Wildflower Season 2015 — Part 1
I specifically moved to the Sonoran Desert for the weather, or at least what I imagined the weather would be: hot and dry. That’s how I like it. Other places, such as Sweden, Denmark or even Canada seem like better places to live in general, but they all look so cold and gray (in my imagination), and cold and gray sounds depressing. Besides, it’s going to become increasingly expensive to heat a house to my comfort level (say, 80°F) in any of those places, so here I am.
That said, Arizona is probably heading for a much hotter and much drier climate later in this century, and I’m supposed to be thankful for whatever rain does happen here, and rain it did this winter! I would prefer less, but then my garden likes the rain just fine. I already mentioned that we’re ahead of normal precipitation this spring, and that translates into a bumper crop of wildflowers, many of which were new to me this year.
This first one is Brownfoot or Perezia (Acourtia wrightii).
It’s growing around the bottom of an acacia bush, and I knew it was there but had never seen it flower.
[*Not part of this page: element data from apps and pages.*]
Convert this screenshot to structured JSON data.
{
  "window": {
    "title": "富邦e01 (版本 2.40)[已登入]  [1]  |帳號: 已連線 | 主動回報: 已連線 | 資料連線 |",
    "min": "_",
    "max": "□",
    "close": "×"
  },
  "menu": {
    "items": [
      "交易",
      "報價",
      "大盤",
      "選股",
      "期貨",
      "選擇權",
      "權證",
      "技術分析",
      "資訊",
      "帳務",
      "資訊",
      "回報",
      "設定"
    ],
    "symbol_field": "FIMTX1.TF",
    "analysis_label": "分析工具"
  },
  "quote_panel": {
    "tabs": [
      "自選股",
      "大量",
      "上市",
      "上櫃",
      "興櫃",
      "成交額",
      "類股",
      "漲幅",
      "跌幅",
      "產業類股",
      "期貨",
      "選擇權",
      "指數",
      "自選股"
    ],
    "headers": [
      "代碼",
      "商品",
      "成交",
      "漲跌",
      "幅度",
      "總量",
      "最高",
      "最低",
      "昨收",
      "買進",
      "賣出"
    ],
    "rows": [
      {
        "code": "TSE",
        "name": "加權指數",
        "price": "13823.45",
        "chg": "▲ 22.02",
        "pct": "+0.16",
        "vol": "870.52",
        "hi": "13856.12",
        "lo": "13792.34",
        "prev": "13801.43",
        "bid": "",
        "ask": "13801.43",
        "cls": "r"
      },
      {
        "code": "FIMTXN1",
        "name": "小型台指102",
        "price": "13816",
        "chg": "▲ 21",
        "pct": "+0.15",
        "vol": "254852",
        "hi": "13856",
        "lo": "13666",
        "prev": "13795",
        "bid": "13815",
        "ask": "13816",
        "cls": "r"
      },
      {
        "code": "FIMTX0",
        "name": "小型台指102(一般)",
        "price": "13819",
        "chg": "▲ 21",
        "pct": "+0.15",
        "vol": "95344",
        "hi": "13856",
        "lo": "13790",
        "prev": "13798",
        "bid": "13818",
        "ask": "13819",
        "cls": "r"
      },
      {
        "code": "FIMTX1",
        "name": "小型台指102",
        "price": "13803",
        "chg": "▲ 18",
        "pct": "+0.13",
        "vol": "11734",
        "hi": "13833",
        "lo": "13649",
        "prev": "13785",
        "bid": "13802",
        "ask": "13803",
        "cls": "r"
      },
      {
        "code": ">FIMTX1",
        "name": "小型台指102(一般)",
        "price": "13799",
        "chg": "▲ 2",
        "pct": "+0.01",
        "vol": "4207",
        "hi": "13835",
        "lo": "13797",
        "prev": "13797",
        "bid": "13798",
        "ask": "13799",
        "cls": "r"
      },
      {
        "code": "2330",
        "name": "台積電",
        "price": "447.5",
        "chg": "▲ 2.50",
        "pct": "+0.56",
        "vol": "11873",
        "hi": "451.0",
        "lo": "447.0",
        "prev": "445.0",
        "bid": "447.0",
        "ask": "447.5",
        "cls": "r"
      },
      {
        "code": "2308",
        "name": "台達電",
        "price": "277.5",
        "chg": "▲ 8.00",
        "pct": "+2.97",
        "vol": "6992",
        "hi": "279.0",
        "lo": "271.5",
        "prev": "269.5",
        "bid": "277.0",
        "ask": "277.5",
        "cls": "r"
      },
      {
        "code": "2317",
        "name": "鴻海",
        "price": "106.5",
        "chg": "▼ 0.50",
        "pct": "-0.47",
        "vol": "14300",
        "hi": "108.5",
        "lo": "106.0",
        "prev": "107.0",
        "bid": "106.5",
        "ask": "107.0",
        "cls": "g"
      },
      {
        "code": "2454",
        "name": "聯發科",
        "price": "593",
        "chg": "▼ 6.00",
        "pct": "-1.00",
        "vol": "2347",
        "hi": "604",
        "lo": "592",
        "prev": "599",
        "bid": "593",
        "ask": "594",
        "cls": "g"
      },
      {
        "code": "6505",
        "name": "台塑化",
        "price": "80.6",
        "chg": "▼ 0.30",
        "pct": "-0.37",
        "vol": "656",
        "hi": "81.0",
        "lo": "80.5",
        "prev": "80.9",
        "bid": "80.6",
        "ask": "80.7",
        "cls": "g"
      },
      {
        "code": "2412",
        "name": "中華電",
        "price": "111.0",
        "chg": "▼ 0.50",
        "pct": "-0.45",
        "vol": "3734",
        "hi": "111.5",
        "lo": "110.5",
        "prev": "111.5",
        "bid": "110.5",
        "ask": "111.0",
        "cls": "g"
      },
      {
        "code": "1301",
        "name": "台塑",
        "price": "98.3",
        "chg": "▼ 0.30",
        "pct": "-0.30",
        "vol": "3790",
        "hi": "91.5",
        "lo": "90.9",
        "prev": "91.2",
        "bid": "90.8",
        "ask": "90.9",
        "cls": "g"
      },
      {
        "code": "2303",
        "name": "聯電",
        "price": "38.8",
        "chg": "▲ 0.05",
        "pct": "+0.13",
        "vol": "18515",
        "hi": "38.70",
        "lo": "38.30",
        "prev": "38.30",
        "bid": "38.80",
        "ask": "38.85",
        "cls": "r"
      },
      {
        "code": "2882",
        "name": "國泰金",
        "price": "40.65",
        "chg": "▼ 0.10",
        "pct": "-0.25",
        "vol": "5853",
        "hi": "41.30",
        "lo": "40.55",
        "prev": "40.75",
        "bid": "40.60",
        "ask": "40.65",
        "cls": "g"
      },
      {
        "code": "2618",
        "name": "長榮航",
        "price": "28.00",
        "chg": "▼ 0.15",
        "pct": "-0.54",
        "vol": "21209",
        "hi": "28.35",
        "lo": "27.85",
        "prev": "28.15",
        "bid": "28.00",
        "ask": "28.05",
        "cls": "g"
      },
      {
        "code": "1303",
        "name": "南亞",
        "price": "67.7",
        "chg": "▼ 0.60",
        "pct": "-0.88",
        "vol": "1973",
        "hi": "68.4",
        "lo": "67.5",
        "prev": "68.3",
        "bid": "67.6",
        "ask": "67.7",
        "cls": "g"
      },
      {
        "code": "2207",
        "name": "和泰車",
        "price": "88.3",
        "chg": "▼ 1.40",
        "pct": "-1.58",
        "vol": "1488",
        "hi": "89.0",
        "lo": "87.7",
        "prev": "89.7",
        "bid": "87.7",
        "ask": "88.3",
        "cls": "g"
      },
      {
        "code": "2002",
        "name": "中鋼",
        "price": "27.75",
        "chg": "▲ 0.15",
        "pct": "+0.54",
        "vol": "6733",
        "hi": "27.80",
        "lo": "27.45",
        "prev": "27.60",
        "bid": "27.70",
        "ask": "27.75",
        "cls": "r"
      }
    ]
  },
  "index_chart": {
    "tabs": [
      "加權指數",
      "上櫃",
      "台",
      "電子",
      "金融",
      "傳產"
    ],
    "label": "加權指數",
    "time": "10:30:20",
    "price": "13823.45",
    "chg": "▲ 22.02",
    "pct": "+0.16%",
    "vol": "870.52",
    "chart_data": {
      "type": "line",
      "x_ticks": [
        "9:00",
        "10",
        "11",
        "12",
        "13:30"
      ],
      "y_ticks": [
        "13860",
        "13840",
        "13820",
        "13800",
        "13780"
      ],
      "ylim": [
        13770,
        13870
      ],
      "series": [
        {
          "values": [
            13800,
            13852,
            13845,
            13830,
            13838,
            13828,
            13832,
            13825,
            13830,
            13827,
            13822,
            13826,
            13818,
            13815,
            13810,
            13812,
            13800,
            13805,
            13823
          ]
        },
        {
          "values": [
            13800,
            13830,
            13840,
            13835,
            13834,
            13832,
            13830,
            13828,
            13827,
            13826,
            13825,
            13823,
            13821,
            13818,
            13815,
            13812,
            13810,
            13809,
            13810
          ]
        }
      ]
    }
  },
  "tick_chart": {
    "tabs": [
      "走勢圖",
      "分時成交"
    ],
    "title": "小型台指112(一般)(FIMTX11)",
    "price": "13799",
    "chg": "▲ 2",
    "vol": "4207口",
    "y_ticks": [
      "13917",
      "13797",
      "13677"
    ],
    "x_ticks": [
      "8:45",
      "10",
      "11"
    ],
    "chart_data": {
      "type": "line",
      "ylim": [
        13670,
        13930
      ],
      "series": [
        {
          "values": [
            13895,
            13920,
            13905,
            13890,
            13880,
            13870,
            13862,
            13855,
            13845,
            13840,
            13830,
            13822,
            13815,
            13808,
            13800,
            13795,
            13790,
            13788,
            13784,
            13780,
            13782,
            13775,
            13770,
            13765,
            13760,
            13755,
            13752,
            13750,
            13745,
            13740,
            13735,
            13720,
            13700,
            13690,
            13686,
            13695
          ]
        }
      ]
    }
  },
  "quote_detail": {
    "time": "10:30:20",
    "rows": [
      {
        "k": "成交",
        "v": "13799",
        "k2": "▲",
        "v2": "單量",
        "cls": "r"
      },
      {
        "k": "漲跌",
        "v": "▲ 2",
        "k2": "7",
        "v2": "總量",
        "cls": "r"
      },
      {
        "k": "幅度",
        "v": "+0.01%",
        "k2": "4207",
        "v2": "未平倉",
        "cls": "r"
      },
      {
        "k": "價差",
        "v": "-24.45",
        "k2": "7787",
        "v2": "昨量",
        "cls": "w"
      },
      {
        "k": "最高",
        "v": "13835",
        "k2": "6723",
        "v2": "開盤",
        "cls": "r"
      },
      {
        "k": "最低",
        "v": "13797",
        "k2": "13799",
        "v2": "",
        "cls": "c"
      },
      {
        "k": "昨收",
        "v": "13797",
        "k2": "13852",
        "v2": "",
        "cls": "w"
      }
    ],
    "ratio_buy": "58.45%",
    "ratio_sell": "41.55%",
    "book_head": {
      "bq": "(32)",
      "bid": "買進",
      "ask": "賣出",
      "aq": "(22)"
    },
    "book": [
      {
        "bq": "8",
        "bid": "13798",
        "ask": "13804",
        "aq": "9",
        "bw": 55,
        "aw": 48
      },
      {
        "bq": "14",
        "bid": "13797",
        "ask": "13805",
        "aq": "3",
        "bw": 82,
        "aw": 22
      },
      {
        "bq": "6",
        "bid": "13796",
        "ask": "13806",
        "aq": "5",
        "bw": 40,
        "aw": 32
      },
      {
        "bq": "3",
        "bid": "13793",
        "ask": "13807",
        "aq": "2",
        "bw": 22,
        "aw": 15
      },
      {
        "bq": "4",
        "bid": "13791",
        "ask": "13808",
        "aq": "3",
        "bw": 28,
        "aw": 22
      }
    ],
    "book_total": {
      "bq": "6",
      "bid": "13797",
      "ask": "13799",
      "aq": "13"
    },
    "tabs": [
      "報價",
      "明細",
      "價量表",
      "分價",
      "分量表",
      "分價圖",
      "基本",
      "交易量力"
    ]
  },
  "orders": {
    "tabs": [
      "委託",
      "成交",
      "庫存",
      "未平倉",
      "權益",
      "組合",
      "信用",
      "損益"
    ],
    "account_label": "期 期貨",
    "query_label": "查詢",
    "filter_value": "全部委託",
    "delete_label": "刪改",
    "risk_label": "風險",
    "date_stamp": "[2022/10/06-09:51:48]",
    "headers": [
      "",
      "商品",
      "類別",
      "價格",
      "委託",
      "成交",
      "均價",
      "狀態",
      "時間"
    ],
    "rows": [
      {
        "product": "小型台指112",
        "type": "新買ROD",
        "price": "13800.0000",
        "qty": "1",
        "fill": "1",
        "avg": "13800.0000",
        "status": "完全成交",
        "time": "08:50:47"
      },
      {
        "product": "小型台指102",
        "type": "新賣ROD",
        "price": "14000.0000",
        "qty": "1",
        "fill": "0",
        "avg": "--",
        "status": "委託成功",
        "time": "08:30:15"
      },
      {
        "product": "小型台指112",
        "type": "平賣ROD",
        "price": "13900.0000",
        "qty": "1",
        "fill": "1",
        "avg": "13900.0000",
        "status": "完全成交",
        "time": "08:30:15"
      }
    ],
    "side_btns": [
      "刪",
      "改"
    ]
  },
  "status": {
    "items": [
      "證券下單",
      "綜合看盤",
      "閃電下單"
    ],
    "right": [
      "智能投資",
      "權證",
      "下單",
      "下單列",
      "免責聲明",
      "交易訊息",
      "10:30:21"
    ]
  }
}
It smells wonderful and the bees love it. That particular spot in the yard is along the path of runoff when it rains, so while it’s not really damp there, it is slightly wetter than the rest of the yard. Theoretically, at least.
This year there were more blue wildflowers — maybe they need more water than the yellow ones? I don’t know; it’s possible. This is Texas Toadflax (Nuttallanthus texanus).
There were not too many of these but they were much more numerous than last year.
The Desert Evening Primrose (Oenothera primiveris, below) seems to grow almost exclusively in the decorative rocks in the yard. I’d really rather they didn’t, but once they flower I just can’t bring myself to pull them up until they’re finished.
The next one is marked as non-native and so isn’t quite an “Arizona wildflower”. It’s called Spreading Fanpetals (Sida abutifolia), and is a member of the mallow family (Malvaceae). My flower ID source says it’s an introduced species from tropical America and the Caribbean. But honestly, my property couldn’t be considered to be on any kind of trade route, so I have no idea how it got up here. There are plenty of them though! I think I do see a slight resemblance to the local globemallows.
Somebody bloomed while I wasn’t looking! And then, what happened afterward was so pretty, I had to include it:
These seed heads are all over in the wild part of the yard, but I didn’t catch the flower it came from. What looks white in the picture is actually shiny, silvery and metallic-looking. It really catches your eye. If you have an ID, leave a comment; I’d really like to know. I’m not sure I’ll remember where to look for it next year.
Last year, doing my part to help the bees, I bought and spread wildflower seeds around the yard in the spring. None of them grew. They were waiting, I guess, because this year I did get two good specimens that I hope will be returning now that they’re established. This first one is the Arroyo Lupine (Lupinus succulentus).
And the other is the Desert marigold (Baileya multiradiata).
These I deliberately sowed into the decorative rocks on a little hill arrangement behind the vegetable garden. That spot is always overrun with various species of Cryptantha, which you can see blurred behind the lupine, and photobombing at the lower right of that picture. Anyway, I wanted to have something nicer to look at in that spot, since the lantana that had been there was frozen out a few years ago. At each end of that little hill, there are rosemary plants.
Rosemary (Rosmarinus officinalis) is of course from the Mediterranean and not native to Arizona. But there it was, blooming and smelling so nice that I thought I’d include it anyway. It was planted there as part of the original landscaping, and blooms almost all the time. The bees love it too. Some of it also got frozen away that year, and I think I should get a couple more to fill in over there.